Spanish prosecutors have dropped an investigation into messages posted in a WhatsApp group of retired military officers that denounced Spain's left-wing government and discussed shooting political adversaries.

Spain drops probe into ex-military WhatsApp 'kill squad'

The group was made up of high-ranking retired members of the air force with some of the messages leaked in December to the Infolibre news website, sparking public outrage.

The messages focused on the government of Prime Minister Pedro Sanchez, whose Socialists rule alongside the hard-left Podemos in Spain’s first coalition government since the death of dictator Francisco Franco in 1975.

“I don’t want these scoundrels to lose the elections.
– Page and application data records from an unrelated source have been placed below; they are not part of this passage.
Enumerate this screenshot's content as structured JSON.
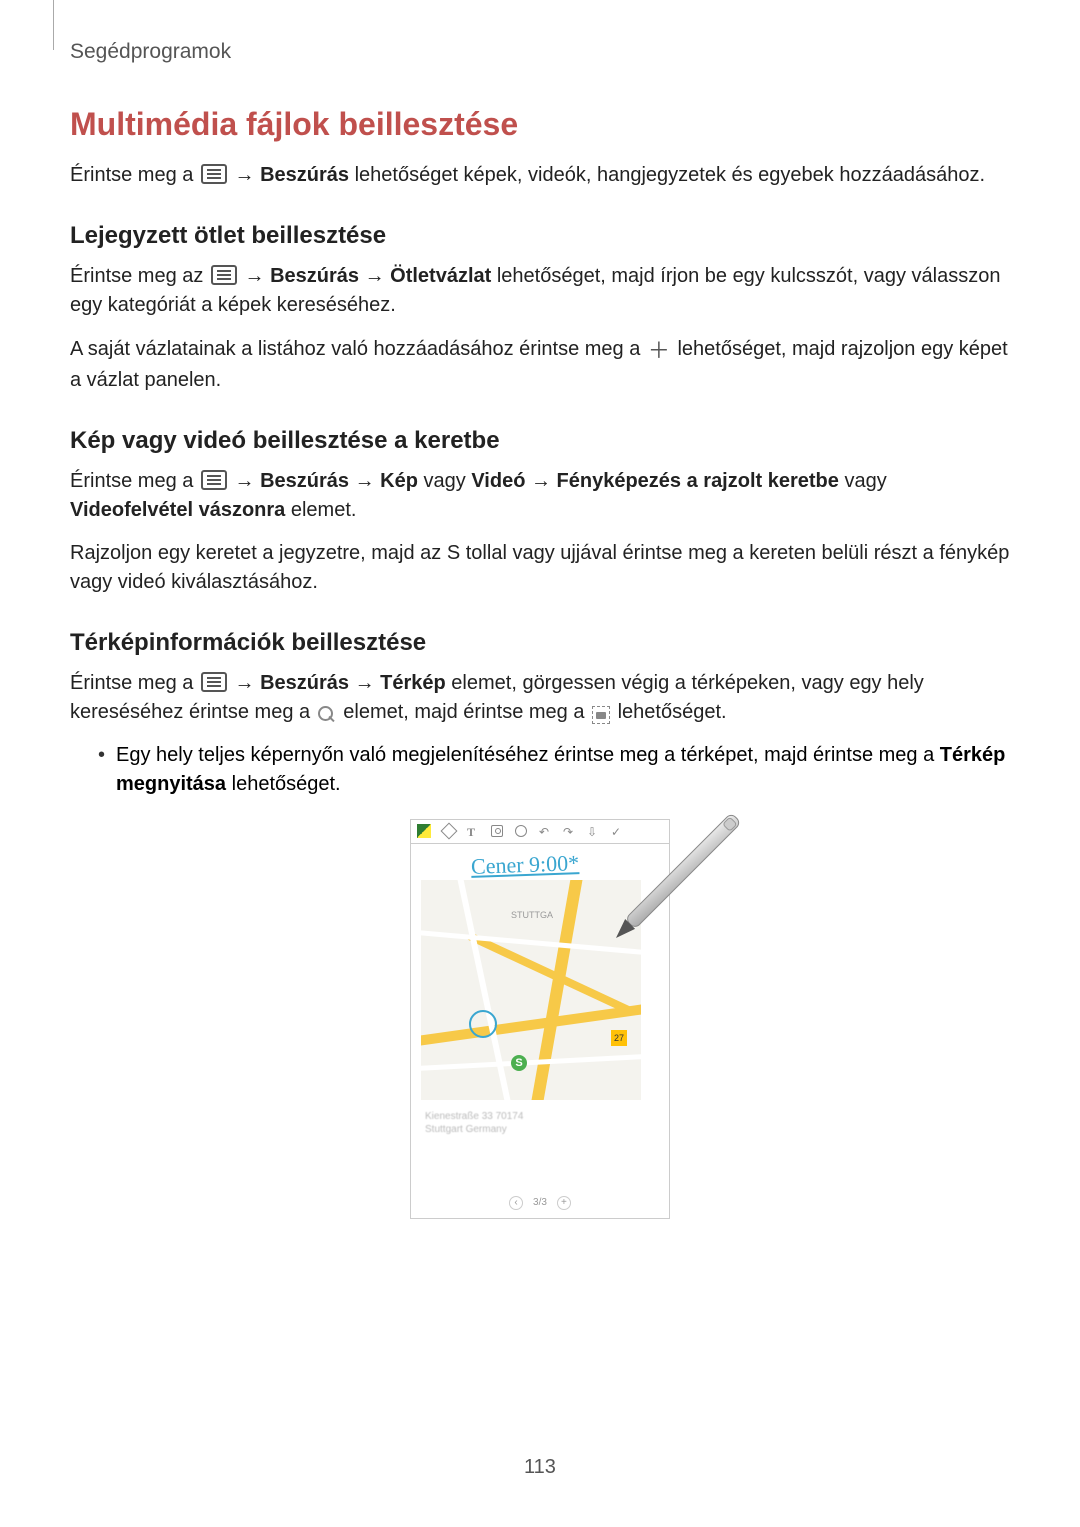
{
  "header": {
    "section": "Segédprogramok"
  },
  "h1": "Multimédia fájlok beillesztése",
  "p1": {
    "pre": "Érintse meg a ",
    "arrow": " → ",
    "b1": "Beszúrás",
    "post": " lehetőséget képek, videók, hangjegyzetek és egyebek hozzáadásához."
  },
  "s1": {
    "h2": "Lejegyzett ötlet beillesztése",
    "p1": {
      "pre": "Érintse meg az ",
      "arrow1": " → ",
      "b1": "Beszúrás",
      "arrow2": " → ",
      "b2": "Ötletvázlat",
      "post": " lehetőséget, majd írjon be egy kulcsszót, vagy válasszon egy kategóriát a képek kereséséhez."
    },
    "p2": {
      "pre": "A saját vázlatainak a listához való hozzáadásához érintse meg a ",
      "post": " lehetőséget, majd rajzoljon egy képet a vázlat panelen."
    }
  },
  "s2": {
    "h2": "Kép vagy videó beillesztése a keretbe",
    "p1": {
      "pre": "Érintse meg a ",
      "arrow1": " → ",
      "b1": "Beszúrás",
      "arrow2": " → ",
      "b2": "Kép",
      "mid1": " vagy ",
      "b3": "Videó",
      "arrow3": " → ",
      "b4": "Fényképezés a rajzolt keretbe",
      "mid2": " vagy ",
      "b5": "Videofelvétel vászonra",
      "post": " elemet."
    },
    "p2": "Rajzoljon egy keretet a jegyzetre, majd az S tollal vagy ujjával érintse meg a kereten belüli részt a fénykép vagy videó kiválasztásához."
  },
  "s3": {
    "h2": "Térképinformációk beillesztése",
    "p1": {
      "pre": "Érintse meg a ",
      "arrow1": " → ",
      "b1": "Beszúrás",
      "arrow2": " → ",
      "b2": "Térkép",
      "mid": " elemet, görgessen végig a térképeken, vagy egy hely kereséséhez érintse meg a ",
      "mid2": " elemet, majd érintse meg a ",
      "post": " lehetőséget."
    },
    "li1": {
      "pre": "Egy hely teljes képernyőn való megjelenítéséhez érintse meg a térképet, majd érintse meg a ",
      "b1": "Térkép megnyitása",
      "post": " lehetőséget."
    }
  },
  "figure": {
    "toolbar_t": "T",
    "handwriting": "Cener 9:00*",
    "map_label": "STUTTGA",
    "map_s": "S",
    "map_badge": "27",
    "address_line1": "Kienestraße 33 70174",
    "address_line2": "Stuttgart Germany",
    "pager_prev": "‹",
    "pager_text": "3/3",
    "pager_next": "+"
  },
  "page_number": "113"
}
No. I want them and all of their offspring to die,” wrote one.

“For them to die, they must be shot and 26 million bullets are needed,” wrote another, referring to the number of people who cast their ballots in favour.

Prosecutors opened their investigation in mid-December after finding the statements were “totally contrary to the constitutional order with veiled references to a military coup”.

But they dropped the probe after concluding the content of the chat did not constitute a hate crime by virtue of the fact it was a private communication.

“Its members ‘freely’ expressed their opinions to the others ‘being confident they were among friends’ without the desire to share the views elsewhere,” the Madrid prosecutors office said.

The remarks constituted “harsh” criticism that fell “within the framework of freedom of expression and opinion,” it said.

The decision is likely to inflame protests that erupted in mid-February over the jailing of a Spanish rapper for tweets found to be glorifying terrorism, a case that has raised concerns over freedom of speech in Spain.

According to Infolibre, some of the chat group also signed a letter by more than 70 former officers blaming the Sanchez government for the “breakdown of national unity” that was sent to Spain’s King Felipe VI in November.

Such remarks echo criticism voiced by Spain’s rightwing and far-right opposition that has denounced the government for courting separatist parties in order to push legislation through parliament where it only holds a minority.